While it's inevitably not quite as pert as the three-door car, the extra 72mm grafted into this 5-door Hatch model's wheelbase gives the shape some roadside presence. In fact, more length has gone into the rear overhang, with the car 161mm longer than the standard Hatch. The five-door also delivers 15mm more headroom and 61mm of shoulder width. As for the most recent changes, well the styling doesn't look all that different, but close inspection will reveal the addition of standard-fit LED front and rear lights, plus there's now extra scope for all-important personalisation.

The pitiful boot space that many might expect doesn't in fact come to pass. In fact, there's a reasonable 278-litre boot which is an increase of 67-litres on the three-door Hatch. Drop the 60/40 split rear seats and there's up to 941-litres available, both measures being better than what BMW sees as this MINI's key rival in its class, the Audi A1. The boot floor can be set at two different heights, which can either optimise space or offer a completely flat boot floor for easy loading. The twin height boot floor is part of an optional storage package which also includes additional lashing eyes and floor net for the luggage compartment, seats which can be angled more steeply so as to create more luggage space and map pouches for the backrests of the front seats. Accommodation in the back isn't bad, with a scooped-out headlining freeing up some extra headroom.

In summary, this is a car that seems to have a whole lot of bases covered. It's well built, it looks good and, if the three-door Hatch is anything to go by, it'll drive well too.
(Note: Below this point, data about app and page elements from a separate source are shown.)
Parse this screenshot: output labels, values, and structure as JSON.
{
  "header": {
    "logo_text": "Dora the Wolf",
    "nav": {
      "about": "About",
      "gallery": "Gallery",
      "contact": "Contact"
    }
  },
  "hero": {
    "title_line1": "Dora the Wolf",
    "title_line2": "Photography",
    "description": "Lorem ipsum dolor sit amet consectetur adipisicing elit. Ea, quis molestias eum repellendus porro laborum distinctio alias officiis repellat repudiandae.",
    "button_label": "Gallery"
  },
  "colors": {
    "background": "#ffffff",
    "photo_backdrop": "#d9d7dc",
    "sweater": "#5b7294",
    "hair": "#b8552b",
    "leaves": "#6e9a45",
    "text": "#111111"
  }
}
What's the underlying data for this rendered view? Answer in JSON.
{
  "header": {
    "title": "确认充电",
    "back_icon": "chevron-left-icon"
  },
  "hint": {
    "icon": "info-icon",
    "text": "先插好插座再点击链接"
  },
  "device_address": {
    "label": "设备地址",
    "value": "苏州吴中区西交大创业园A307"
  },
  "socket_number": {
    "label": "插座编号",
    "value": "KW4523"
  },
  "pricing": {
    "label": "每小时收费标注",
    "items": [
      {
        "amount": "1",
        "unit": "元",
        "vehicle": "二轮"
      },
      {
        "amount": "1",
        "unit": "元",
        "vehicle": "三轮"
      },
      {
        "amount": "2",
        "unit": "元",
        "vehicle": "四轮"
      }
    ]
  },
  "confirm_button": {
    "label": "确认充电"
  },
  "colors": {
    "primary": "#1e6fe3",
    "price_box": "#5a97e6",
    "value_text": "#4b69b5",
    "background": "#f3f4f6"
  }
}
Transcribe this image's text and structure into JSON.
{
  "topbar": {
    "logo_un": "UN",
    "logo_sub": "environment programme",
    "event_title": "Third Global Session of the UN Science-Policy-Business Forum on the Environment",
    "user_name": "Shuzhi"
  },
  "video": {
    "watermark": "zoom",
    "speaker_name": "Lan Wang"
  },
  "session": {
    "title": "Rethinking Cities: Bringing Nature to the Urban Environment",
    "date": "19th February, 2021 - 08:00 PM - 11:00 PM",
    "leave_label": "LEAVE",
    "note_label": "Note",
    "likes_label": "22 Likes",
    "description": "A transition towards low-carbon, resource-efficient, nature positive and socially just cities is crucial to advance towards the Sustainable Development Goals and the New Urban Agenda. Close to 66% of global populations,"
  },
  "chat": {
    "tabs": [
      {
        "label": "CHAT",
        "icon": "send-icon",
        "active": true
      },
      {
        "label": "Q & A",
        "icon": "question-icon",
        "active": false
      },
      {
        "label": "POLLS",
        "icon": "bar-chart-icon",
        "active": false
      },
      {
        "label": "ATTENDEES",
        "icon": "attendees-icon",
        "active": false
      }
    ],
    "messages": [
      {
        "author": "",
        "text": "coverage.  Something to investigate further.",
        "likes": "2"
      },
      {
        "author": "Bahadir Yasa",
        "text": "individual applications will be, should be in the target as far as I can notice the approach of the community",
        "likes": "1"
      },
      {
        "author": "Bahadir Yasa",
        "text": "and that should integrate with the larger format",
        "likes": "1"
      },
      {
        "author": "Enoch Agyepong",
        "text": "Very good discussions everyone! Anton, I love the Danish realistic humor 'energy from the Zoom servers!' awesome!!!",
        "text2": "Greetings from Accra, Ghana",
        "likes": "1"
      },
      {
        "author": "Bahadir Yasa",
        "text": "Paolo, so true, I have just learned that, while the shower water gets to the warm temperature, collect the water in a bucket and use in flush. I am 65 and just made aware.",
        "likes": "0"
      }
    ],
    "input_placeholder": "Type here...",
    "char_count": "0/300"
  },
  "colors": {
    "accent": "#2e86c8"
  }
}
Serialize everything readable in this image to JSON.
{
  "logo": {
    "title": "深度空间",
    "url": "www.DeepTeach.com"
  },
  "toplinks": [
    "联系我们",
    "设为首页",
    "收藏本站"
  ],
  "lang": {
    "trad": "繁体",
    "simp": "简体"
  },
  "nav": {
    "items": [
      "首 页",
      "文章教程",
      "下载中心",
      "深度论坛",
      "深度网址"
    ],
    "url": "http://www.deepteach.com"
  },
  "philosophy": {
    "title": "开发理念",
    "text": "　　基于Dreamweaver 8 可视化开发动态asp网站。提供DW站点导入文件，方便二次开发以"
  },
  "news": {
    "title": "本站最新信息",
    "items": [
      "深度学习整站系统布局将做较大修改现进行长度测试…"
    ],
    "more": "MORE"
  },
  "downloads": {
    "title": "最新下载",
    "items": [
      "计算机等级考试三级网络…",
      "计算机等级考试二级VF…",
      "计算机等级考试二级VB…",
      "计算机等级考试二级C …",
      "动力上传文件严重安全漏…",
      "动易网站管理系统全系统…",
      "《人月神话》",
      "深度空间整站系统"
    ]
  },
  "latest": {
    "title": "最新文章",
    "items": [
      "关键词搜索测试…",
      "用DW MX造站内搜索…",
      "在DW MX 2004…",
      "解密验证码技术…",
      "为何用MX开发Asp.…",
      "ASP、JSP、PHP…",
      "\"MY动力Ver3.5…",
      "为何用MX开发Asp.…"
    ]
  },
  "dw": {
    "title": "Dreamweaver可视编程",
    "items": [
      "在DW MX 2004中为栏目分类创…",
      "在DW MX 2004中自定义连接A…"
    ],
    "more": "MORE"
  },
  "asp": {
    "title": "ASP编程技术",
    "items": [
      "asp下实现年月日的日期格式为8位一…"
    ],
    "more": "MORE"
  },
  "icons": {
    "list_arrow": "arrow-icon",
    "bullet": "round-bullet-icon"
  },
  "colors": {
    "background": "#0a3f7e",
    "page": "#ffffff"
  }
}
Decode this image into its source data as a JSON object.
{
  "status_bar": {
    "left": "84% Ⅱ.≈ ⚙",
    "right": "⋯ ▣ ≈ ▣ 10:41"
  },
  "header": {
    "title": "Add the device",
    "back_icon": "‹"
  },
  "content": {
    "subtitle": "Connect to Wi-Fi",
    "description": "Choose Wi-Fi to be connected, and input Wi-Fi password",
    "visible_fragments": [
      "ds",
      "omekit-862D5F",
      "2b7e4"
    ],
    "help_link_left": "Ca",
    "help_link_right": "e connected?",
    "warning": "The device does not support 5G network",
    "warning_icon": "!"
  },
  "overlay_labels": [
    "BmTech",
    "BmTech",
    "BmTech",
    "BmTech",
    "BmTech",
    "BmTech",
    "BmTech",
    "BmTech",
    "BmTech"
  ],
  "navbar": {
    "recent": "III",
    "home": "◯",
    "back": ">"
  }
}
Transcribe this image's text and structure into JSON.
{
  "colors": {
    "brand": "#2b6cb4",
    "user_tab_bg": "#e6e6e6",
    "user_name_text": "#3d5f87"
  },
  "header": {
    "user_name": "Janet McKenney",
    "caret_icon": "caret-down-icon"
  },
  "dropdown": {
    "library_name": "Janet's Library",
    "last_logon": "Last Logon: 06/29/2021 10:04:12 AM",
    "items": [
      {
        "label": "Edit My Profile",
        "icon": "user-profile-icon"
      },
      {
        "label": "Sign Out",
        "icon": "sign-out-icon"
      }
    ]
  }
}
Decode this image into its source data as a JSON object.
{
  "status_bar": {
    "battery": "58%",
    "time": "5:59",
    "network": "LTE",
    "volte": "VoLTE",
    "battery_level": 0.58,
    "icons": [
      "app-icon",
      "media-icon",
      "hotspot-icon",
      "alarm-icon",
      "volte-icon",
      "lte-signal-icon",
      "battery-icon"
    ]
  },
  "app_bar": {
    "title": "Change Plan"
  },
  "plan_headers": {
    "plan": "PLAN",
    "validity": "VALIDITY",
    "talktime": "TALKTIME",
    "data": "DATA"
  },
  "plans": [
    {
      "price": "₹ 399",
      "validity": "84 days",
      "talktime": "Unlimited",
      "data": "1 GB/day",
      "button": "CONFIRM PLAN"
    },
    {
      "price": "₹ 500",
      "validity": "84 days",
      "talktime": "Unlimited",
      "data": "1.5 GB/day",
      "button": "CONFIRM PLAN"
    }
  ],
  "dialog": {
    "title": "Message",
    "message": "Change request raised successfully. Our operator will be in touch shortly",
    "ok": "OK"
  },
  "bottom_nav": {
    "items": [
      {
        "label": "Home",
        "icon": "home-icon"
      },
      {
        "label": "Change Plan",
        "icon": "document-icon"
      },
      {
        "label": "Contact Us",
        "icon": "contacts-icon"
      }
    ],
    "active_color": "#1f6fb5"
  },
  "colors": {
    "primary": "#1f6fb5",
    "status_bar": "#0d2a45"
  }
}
Factor in excellent fuel economy, likely strong residuals and a very good standard equipment list, couple that with upfront asking prices that are anything but unreasonable and you have a really strong all-round package with broad appeal. There might well be a queue for this one.

Click here to find out more about our MINI 5-Door Hatch range